Wait … Libra is still doing things?
Indeed it is, as evidenced by new reports that Libra is hiring James Emmett, formerly of HSBC Bank, to serve as managing director of Libra Networks LLC.
“The Libra Association, of which Facebook is a member, is an independent membership organization based in Geneva created to govern the Libra stablecoin network,” writes Marie Huillet at Cointelegraph. “Libra Networks is responsible for developing and operating the cryptocurrency payments system, and was originally established as a Facebook subsidiary in May 2019. Ownership of the firm was later transferred to the Libra Association in October of that year.”
After 25 years at the bank that’s become famous for anti-money laundering investigations into its operations, Emmett will join an arm of the Libra Association which still wants to build a international stablecoin despite considerable pushback from regulators in important nations.
On its website, Libra is still claiming that it’s going to eventually provide opportunities to an estimated 1.7 billion people who are unbanked around the world.
Citing the slowness and cost of existing international payment transactions, Libra continues to push its global utility, despite a hard pass from both US and European legislators in the past few years.
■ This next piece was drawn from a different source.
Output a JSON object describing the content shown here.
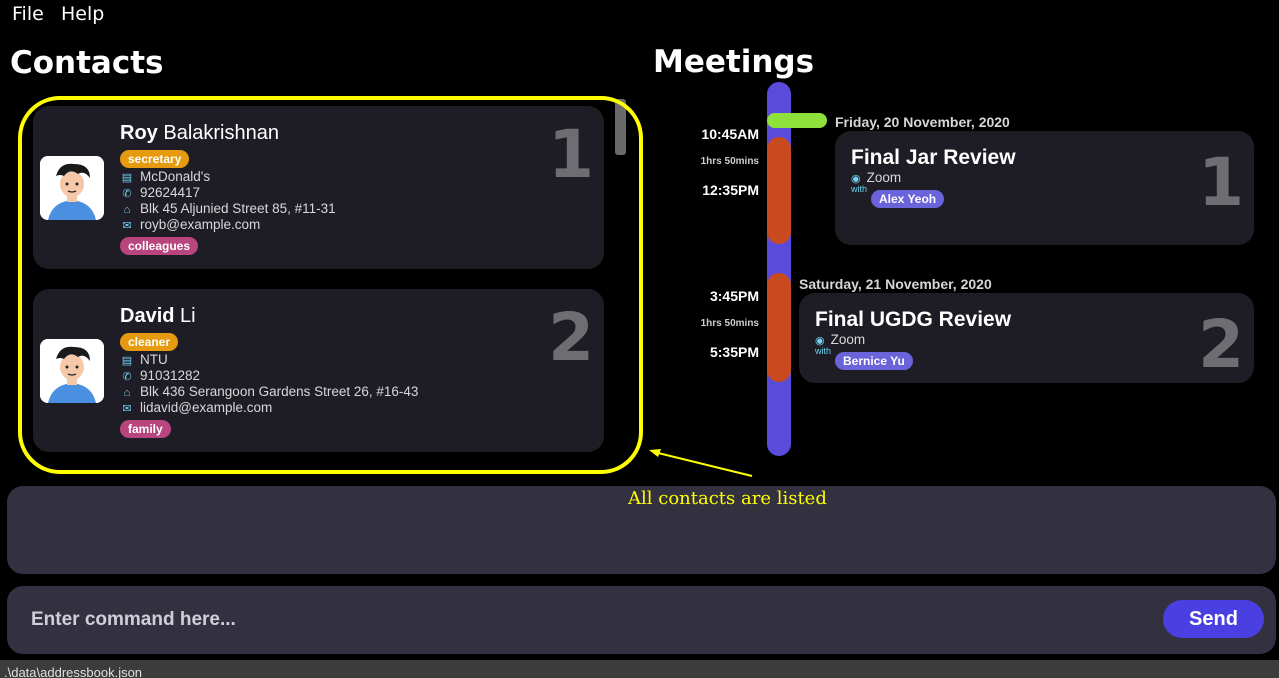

“Provide people everywhere access to safe and affordable financial services,” reads Libra’s new white paper online. “So people everywhere can live better lives … Moving money around the world should be as easy and cheap as sending a message. No matter where you live, what you do, or how much you earn.”
If anything, Libra seems to have mainly served as a warning to national leaders about what could happen if a global stablecoin eclipses the fiat currencies now used to run national economies. We’re seeing countries slowly warm up to CBDCs, mostly as a deterrent to free reign by some kind of impending global digital coin.
So while Libra remains optimistic, many traders aren’t so sure. For investors, it might make more sense to consider being secondary markets, or smaller players who aren’t so much in the crosshairs of decision-makers around the world.